Fontana’s work, and particularly his series of tagli, was closely linked with contemporaneous advances in space travel. Just as men like Yuri Gagarin broke through the atmosphere to reveal the infinite void of the cosmos, Fontana sliced open his canvas to reveal the void behind it and irrevocably changed the course of art. To this end, the telletta are as central to the interpretation of this work as the narrow slits themselves. They imply the blackness of space and the insurmountable nothingness of the cosmological void. In Fontana’s own words: “The discovery of the Cosmos is that of a new dimension. It is the infinite: thus I pierce this canvas, which is the basis of all arts and I have created an infinite dimension, an x which for me is the basis for all Contemporary Art” (Lucio Fontana cited in: Exh. Cat., Venice, Peggy Guggenheim Collection, Lucio Fontana: Venice/New York, 2006, p. 19). Through this paradigm-shifting series, Fontana asserts his own identity as a pioneer of painting and a founding father of contemporary art, perfectly positioned to lead the practice onwards into the second half of the Twentieth Century.

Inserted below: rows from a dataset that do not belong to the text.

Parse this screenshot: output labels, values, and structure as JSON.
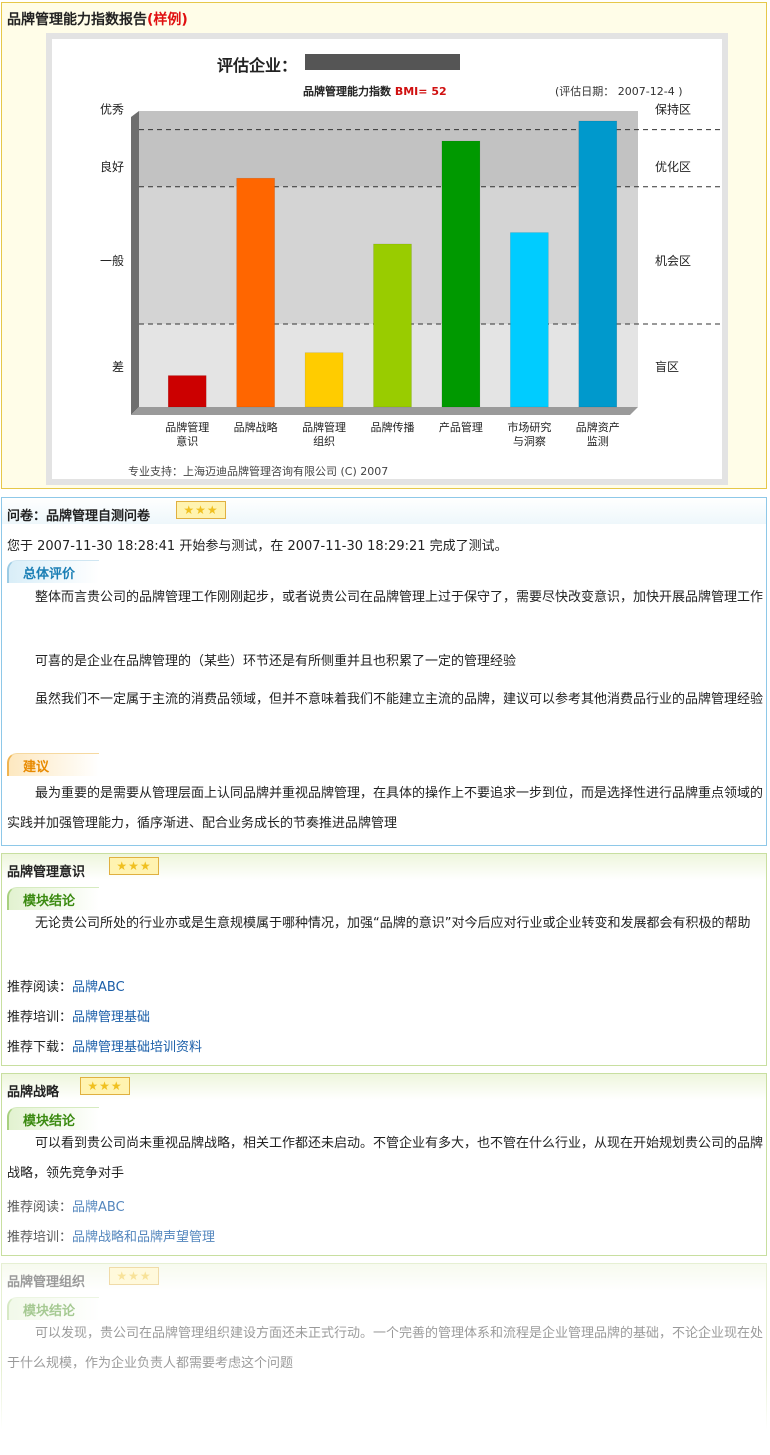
{
  "report": {
    "title": "品牌管理能力指数报告",
    "sample_tag": "(样例)",
    "company_label": "评估企业：",
    "bmi_label": "品牌管理能力指数",
    "bmi_value": "BMI= 52",
    "eval_date": "(评估日期：   2007-12-4 )",
    "support": "专业支持：上海迈迪品牌管理咨询有限公司  (C) 2007"
  },
  "chart_data": {
    "type": "bar",
    "categories": [
      "品牌管理\n意识",
      "品牌战略",
      "品牌管理\n组织",
      "品牌传播",
      "产品管理",
      "市场研究\n与洞察",
      "品牌资产\n监测"
    ],
    "values": [
      11,
      80,
      19,
      57,
      93,
      61,
      100
    ],
    "colors": [
      "#cc0000",
      "#ff6600",
      "#ffcc00",
      "#99cc00",
      "#009900",
      "#00ccff",
      "#0099cc"
    ],
    "ylim": [
      0,
      100
    ],
    "left_levels": [
      {
        "label": "优秀",
        "value": 104
      },
      {
        "label": "良好",
        "value": 84
      },
      {
        "label": "一般",
        "value": 51
      },
      {
        "label": "差",
        "value": 14
      }
    ],
    "right_zones": [
      {
        "label": "保持区",
        "value": 104
      },
      {
        "label": "优化区",
        "value": 84
      },
      {
        "label": "机会区",
        "value": 51
      },
      {
        "label": "盲区",
        "value": 14
      }
    ],
    "thresholds": [
      97,
      77,
      29
    ],
    "grid": "dashed-thresholds"
  },
  "questionnaire": {
    "title": "问卷：品牌管理自测问卷",
    "stars": "★★★",
    "summary_line": "您于  2007-11-30  18:28:41  开始参与测试，在  2007-11-30  18:29:21  完成了测试。",
    "overall_label": "总体评价",
    "overall_paras": [
      "整体而言贵公司的品牌管理工作刚刚起步，或者说贵公司在品牌管理上过于保守了，需要尽快改变意识，加快开展品牌管理工作",
      "可喜的是企业在品牌管理的（某些）环节还是有所侧重并且也积累了一定的管理经验",
      "虽然我们不一定属于主流的消费品领域，但并不意味着我们不能建立主流的品牌，建议可以参考其他消费品行业的品牌管理经验"
    ],
    "advice_label": "建议",
    "advice_para": "最为重要的是需要从管理层面上认同品牌并重视品牌管理，在具体的操作上不要追求一步到位，而是选择性进行品牌重点领域的实践并加强管理能力，循序渐进、配合业务成长的节奏推进品牌管理"
  },
  "modules": [
    {
      "title": "品牌管理意识",
      "stars": "★★★",
      "conclusion_label": "模块结论",
      "conclusion": "无论贵公司所处的行业亦或是生意规模属于哪种情况，加强“品牌的意识”对今后应对行业或企业转变和发展都会有积极的帮助",
      "reading_label": "推荐阅读：",
      "reading": "品牌ABC",
      "training_label": "推荐培训：",
      "training": "品牌管理基础",
      "download_label": "推荐下载：",
      "download": "品牌管理基础培训资料"
    },
    {
      "title": "品牌战略",
      "stars": "★★★",
      "conclusion_label": "模块结论",
      "conclusion": "可以看到贵公司尚未重视品牌战略，相关工作都还未启动。不管企业有多大，也不管在什么行业，从现在开始规划贵公司的品牌战略，领先竞争对手",
      "reading_label": "推荐阅读：",
      "reading": "品牌ABC",
      "training_label": "推荐培训：",
      "training": "品牌战略和品牌声望管理"
    },
    {
      "title": "品牌管理组织",
      "stars": "★★★",
      "conclusion_label": "模块结论",
      "conclusion": "可以发现，贵公司在品牌管理组织建设方面还未正式行动。一个完善的管理体系和流程是企业管理品牌的基础，不论企业现在处于什么规模，作为企业负责人都需要考虑这个问题"
    }
  ]
}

With a powerful visceral and chromatic drama, Concetto Spaziale, Attese is a compelling proof of this artist's unmatched and ambitious contribution to the philosophical landscape of the post-war era and a work of crucial art historical importance.